We're five hours into the trip and the most exciting site we've seen was at a truck stop in Sparks. There was a wall of guns. I'm told John Wayne's spurs were there too, but I didn't see them. After that, there was a moment of panic when I dropped a contact lens. It was recovered. All is well.
~ Courtesy of my VZW Pinkberry
21 November 2009
We're not exactly art aficionados. I don't have time for the abstract. I want my trees to look like trees and my landscapes to be colorful. Still, we found ourselves heading to a gallery for a showing. There were several reasons we couldn't not go.
- It was really close to our place.
- We were pretty sure there would be a featured (free) alcohol.
- The showing was of a pinata living room, destined to be smashed.
The smashing (according to the artist) was not to start until the gallery was at capacity. And while it was crowded, it was not at capacity. We had drinks. We ate snacks. We listened to the chatter. We watched the hipsters mingle. We did not participate, as we are not fans of the hispters. We all have our reasons.

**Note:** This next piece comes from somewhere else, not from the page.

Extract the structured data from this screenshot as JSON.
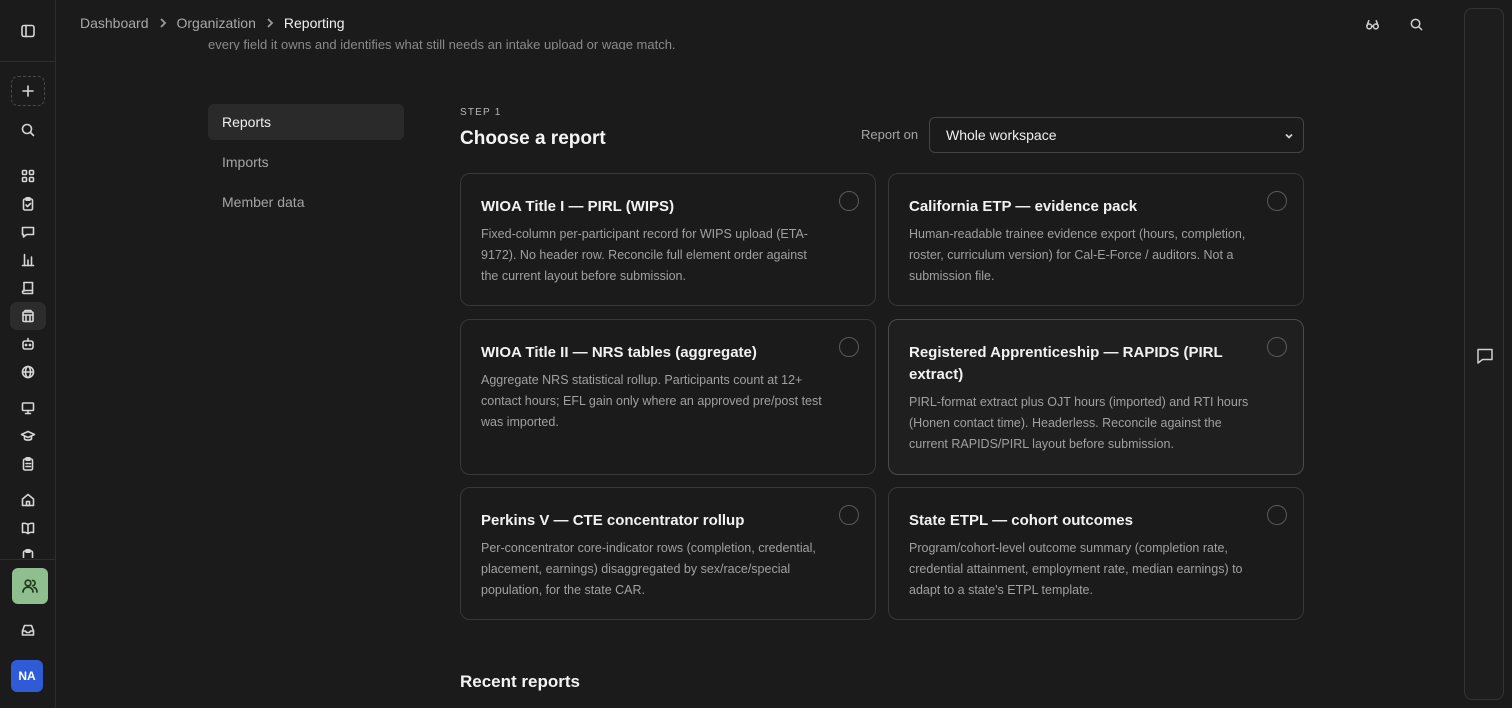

For me, it's the pretending to be poor. No one who actually is poor wants the world to know. It's only "cool" to wear tattered, dirty clothes when you have a Macbook in your backpack, an iPhone in your back pocket, and a fancy camera hanging underneath your scraggly beard. Poverty is not an accessory. You have every right to trim your hair with a razor but don't take a real problem like poverty and use it to make friends. If you live in a city as expensive as San Francisco, you don't need to look like you sleep under a bridge. We all know you don't. I mean how would you charge your smartphone?
So Jesse, Joel & I huddled close. We dared not speak, because we had little positive to say. Unfortunately, staying quiet meant we heard all of the conversations around us. It was painful. "But those glasses are such an integral part of your style." We were ready to witness some smashing and get out.

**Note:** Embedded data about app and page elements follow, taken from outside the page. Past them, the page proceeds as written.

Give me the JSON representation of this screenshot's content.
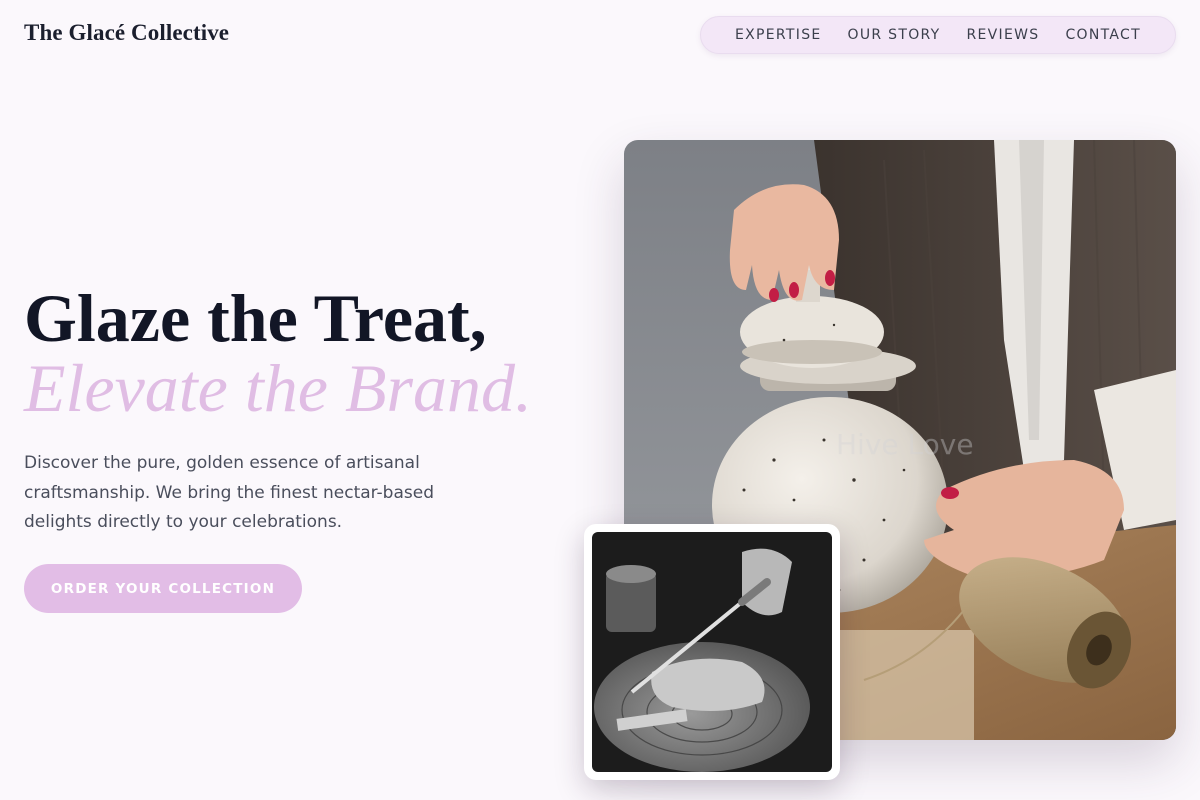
{
  "header": {
    "brand": "The Glacé Collective",
    "nav": [
      {
        "label": "EXPERTISE"
      },
      {
        "label": "OUR STORY"
      },
      {
        "label": "REVIEWS"
      },
      {
        "label": "CONTACT"
      }
    ]
  },
  "hero": {
    "headline_line1": "Glaze the Treat,",
    "headline_line2": "Elevate the Brand.",
    "intro": "Discover the pure, golden essence of artisanal craftsmanship. We bring the finest nectar-based delights directly to your celebrations.",
    "cta_label": "ORDER YOUR COLLECTION"
  },
  "media": {
    "main_photo_overlay_text": "Hive Love"
  },
  "colors": {
    "background": "#fbf8fc",
    "accent_lilac": "#e2bde6",
    "nav_pill": "#f3e7f7",
    "heading_dark": "#121626"
  },
  "icons": {
    "main_photo": "ceramic-honey-jar-photo",
    "inset_photo": "woodworking-hands-photo"
  }
}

We had managed to get right up against the paper mache living room carpet. We had a really good view, but no drinks. Did we (Jesse) risk our spot to stand in line for a drink? Would drinks be enough consolation for our suffering, or justification for missing the moment? Worst case scenario, he was in line with his back to the show and missed the climax. We deemed it not a risk worth taking. That can be "mistake #2."
We stood, grumbling quietly and being smashed from all sides. And then - finally - capacity. But it was too much. There were to many people. We were right up against the edge of the display. We were going to get hit. We had to move back. That's right. We waited until the gallery was full so we could push people back out the doors. And then it was time. The artist thanked us for coming, then started destroying her creation. First reaction: disappointment.
She smashed and smashed and I didn't see any candy. Not a peanut butter cup or a Tootsie Roll. She wielded her bat and all I saw were Styrofoam peanuts. I was frozen with despondency. She moved from piece to piece and just before the crowd mutterings became grumblings, candies appeared. They appeared first as little spots of color, then as heavy "plops" that sounded like hail. There was less than I had hoped, but more than I had feared. The artist gave the bat to some guy. And then things got weird.
There's a reason kids hit pinatas and grown men don't. It was awkward. It was uncomfortable. It was a gross and sad display of machismo. They were just beating things because they thought the beating was cool. It was like they were all peacocks and that the bat was the tool through which they could display their colors. Here you can see at least one responsible adult shielding a kid the thoughtless swinging:
They left and so did we. I don't think I have the stomach for art.